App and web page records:
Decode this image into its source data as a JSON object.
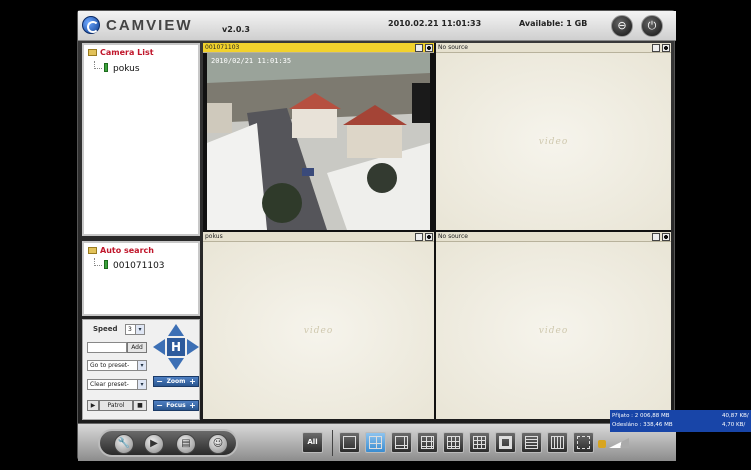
{
  "header": {
    "app_name": "CAMVIEW",
    "version": "v2.0.3",
    "datetime": "2010.02.21 11:01:33",
    "available": "Available: 1 GB",
    "icons": [
      "minimize-icon",
      "power-icon"
    ]
  },
  "camera_list": {
    "title": "Camera List",
    "items": [
      {
        "label": "pokus"
      }
    ]
  },
  "auto_search": {
    "title": "Auto search",
    "items": [
      {
        "label": "001071103"
      }
    ]
  },
  "ptz": {
    "speed_label": "Speed",
    "speed_value": "3",
    "preset_name_value": "",
    "add_label": "Add",
    "goto_preset": "Go to preset-",
    "clear_preset": "Clear preset-",
    "patrol_label": "Patrol",
    "dpad_center": "H",
    "zoom_label": "Zoom",
    "focus_label": "Focus",
    "minus": "−",
    "plus": "+"
  },
  "grid": {
    "cells": [
      {
        "title": "001071103",
        "active": true,
        "osd": "2010/02/21 11:01:35"
      },
      {
        "title": "No source",
        "watermark": "video"
      },
      {
        "title": "pokus",
        "watermark": "video"
      },
      {
        "title": "No source",
        "watermark": "video"
      }
    ]
  },
  "toolbar": {
    "all_label": "All",
    "tools": [
      "wrench-icon",
      "playback-icon",
      "schedule-icon",
      "users-icon"
    ],
    "layouts": [
      "layout-1",
      "layout-4",
      "layout-6",
      "layout-9",
      "layout-10",
      "layout-13",
      "layout-8",
      "layout-16",
      "layout-25",
      "layout-fullscreen"
    ]
  },
  "network": {
    "received_label": "Přijato :",
    "received_value": "2 006,88 MB",
    "received_rate": "40,87 KB/",
    "sent_label": "Odesláno :",
    "sent_value": "338,46 MB",
    "sent_rate": "4,70 KB/"
  },
  "colors": {
    "accent": "#f2d22c",
    "tree_title": "#c0162b",
    "net_bg": "#1845a8",
    "active_layout": "#3a8cd0"
  }
}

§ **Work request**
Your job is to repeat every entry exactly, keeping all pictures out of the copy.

§ **Final answer**
Decode this image into its source data as a JSON object.
{
  "header": {
    "app_name": "CAMVIEW",
    "version": "v2.0.3",
    "datetime": "2010.02.21 11:01:33",
    "available": "Available: 1 GB",
    "icons": [
      "minimize-icon",
      "power-icon"
    ]
  },
  "camera_list": {
    "title": "Camera List",
    "items": [
      {
        "label": "pokus"
      }
    ]
  },
  "auto_search": {
    "title": "Auto search",
    "items": [
      {
        "label": "001071103"
      }
    ]
  },
  "ptz": {
    "speed_label": "Speed",
    "speed_value": "3",
    "preset_name_value": "",
    "add_label": "Add",
    "goto_preset": "Go to preset-",
    "clear_preset": "Clear preset-",
    "patrol_label": "Patrol",
    "dpad_center": "H",
    "zoom_label": "Zoom",
    "focus_label": "Focus",
    "minus": "−",
    "plus": "+"
  },
  "grid": {
    "cells": [
      {
        "title": "001071103",
        "active": true,
        "osd": "2010/02/21 11:01:35"
      },
      {
        "title": "No source",
        "watermark": "video"
      },
      {
        "title": "pokus",
        "watermark": "video"
      },
      {
        "title": "No source",
        "watermark": "video"
      }
    ]
  },
  "toolbar": {
    "all_label": "All",
    "tools": [
      "wrench-icon",
      "playback-icon",
      "schedule-icon",
      "users-icon"
    ],
    "layouts": [
      "layout-1",
      "layout-4",
      "layout-6",
      "layout-9",
      "layout-10",
      "layout-13",
      "layout-8",
      "layout-16",
      "layout-25",
      "layout-fullscreen"
    ]
  },
  "network": {
    "received_label": "Přijato :",
    "received_value": "2 006,88 MB",
    "received_rate": "40,87 KB/",
    "sent_label": "Odesláno :",
    "sent_value": "338,46 MB",
    "sent_rate": "4,70 KB/"
  },
  "colors": {
    "accent": "#f2d22c",
    "tree_title": "#c0162b",
    "net_bg": "#1845a8",
    "active_layout": "#3a8cd0"
  }
}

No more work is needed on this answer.